§ **WORK TASK**:
Reading the data below, count the lines that carry the string "icon". Give nothing but the count.

(Element data from apps and pages)
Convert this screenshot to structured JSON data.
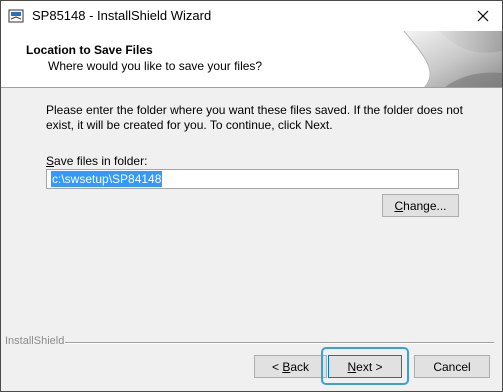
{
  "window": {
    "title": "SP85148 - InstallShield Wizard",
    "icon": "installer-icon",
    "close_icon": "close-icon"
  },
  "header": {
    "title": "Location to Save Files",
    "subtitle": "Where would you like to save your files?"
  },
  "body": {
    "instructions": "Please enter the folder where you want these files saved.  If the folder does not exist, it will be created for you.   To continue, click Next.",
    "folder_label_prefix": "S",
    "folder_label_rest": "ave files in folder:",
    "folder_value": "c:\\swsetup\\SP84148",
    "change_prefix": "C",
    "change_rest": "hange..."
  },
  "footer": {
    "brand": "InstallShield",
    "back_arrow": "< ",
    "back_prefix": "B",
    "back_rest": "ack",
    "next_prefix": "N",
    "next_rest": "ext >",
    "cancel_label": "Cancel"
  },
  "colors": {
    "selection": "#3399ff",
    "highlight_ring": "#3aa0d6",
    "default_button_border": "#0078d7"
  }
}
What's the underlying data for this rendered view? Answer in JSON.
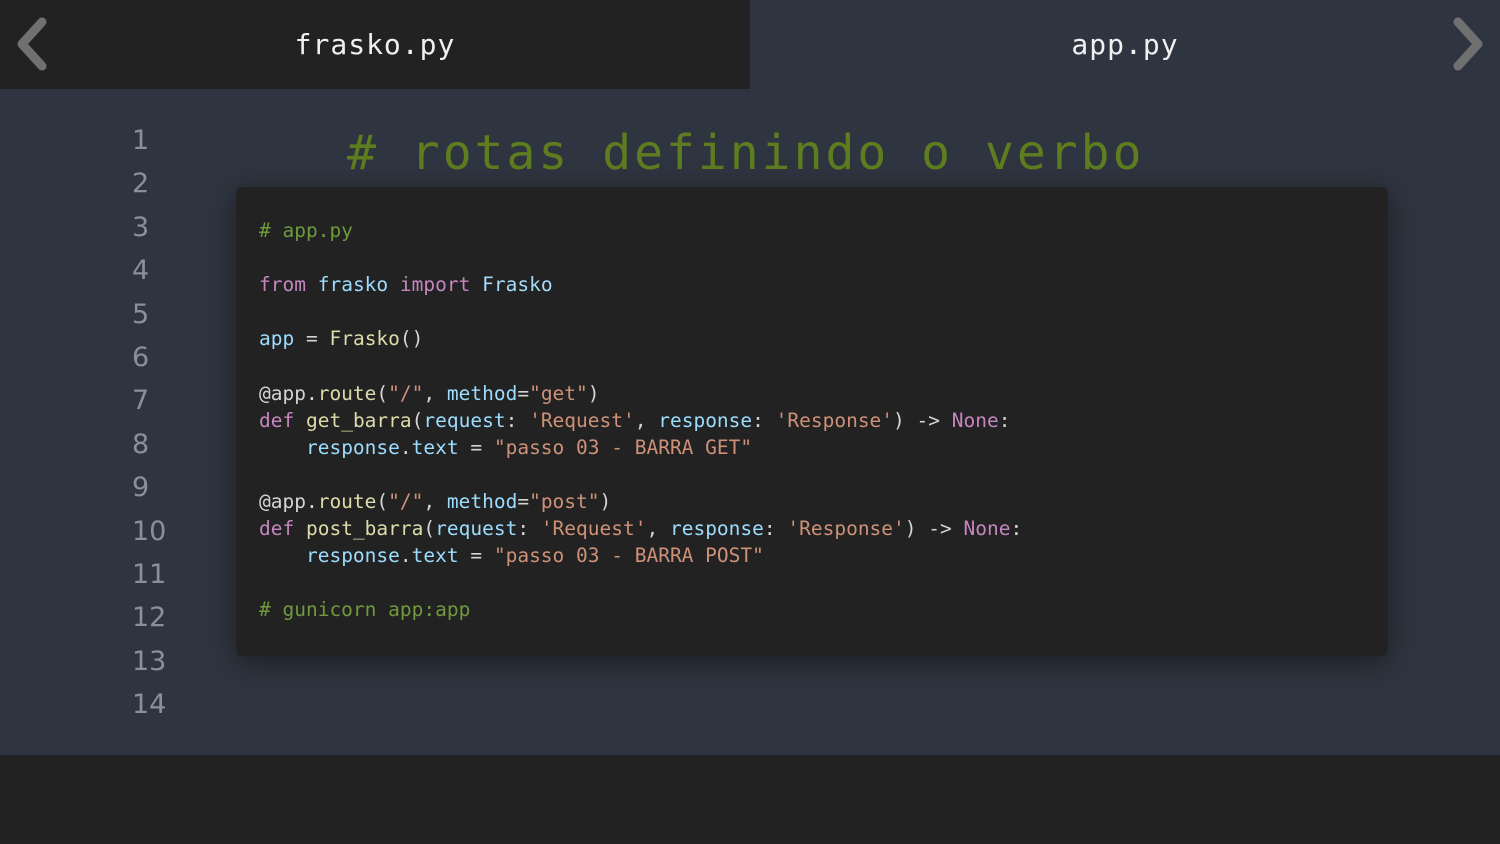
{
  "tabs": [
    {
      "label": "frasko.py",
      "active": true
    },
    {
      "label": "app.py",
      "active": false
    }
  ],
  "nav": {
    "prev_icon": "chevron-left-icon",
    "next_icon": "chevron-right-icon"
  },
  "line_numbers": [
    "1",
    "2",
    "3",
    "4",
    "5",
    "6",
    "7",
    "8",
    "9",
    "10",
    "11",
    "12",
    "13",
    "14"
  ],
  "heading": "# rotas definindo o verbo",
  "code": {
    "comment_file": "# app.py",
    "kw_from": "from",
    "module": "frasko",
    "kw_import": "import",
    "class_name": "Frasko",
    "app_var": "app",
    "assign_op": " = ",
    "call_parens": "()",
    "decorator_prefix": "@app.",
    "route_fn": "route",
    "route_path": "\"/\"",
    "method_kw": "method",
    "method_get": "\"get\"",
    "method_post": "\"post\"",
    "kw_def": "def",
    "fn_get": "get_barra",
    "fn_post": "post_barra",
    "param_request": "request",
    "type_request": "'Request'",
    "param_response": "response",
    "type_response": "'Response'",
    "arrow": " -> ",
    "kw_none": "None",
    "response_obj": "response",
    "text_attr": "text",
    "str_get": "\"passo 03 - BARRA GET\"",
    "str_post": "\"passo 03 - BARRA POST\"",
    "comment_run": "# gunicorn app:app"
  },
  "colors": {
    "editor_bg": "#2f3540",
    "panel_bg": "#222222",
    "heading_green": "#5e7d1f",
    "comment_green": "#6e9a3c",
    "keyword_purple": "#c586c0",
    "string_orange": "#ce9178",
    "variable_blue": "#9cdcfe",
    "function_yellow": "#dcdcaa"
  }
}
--
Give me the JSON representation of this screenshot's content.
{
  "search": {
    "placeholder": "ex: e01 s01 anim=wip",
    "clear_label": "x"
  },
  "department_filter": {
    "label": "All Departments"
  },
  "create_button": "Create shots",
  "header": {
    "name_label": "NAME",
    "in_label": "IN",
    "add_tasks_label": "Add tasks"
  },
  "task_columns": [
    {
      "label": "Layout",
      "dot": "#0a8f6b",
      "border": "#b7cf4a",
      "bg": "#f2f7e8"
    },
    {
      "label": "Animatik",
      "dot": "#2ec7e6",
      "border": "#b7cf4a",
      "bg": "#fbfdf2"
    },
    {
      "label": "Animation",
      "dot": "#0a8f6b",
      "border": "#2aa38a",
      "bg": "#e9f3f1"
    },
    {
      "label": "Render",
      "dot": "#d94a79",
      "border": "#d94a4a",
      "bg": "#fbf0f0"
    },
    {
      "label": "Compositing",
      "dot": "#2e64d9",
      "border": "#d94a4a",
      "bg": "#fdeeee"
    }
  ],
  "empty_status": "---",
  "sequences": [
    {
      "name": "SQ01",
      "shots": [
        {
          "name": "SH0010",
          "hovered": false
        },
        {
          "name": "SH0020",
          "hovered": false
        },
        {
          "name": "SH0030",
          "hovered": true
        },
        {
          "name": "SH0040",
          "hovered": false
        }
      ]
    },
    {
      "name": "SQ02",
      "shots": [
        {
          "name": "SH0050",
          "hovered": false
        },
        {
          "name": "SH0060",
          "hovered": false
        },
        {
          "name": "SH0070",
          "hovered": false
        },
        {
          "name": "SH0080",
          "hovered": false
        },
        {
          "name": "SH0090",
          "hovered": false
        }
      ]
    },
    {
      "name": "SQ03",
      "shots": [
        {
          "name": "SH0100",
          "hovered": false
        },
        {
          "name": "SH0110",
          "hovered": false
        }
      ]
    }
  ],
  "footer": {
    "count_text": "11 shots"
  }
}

§ **TASK RESPONSE**:
4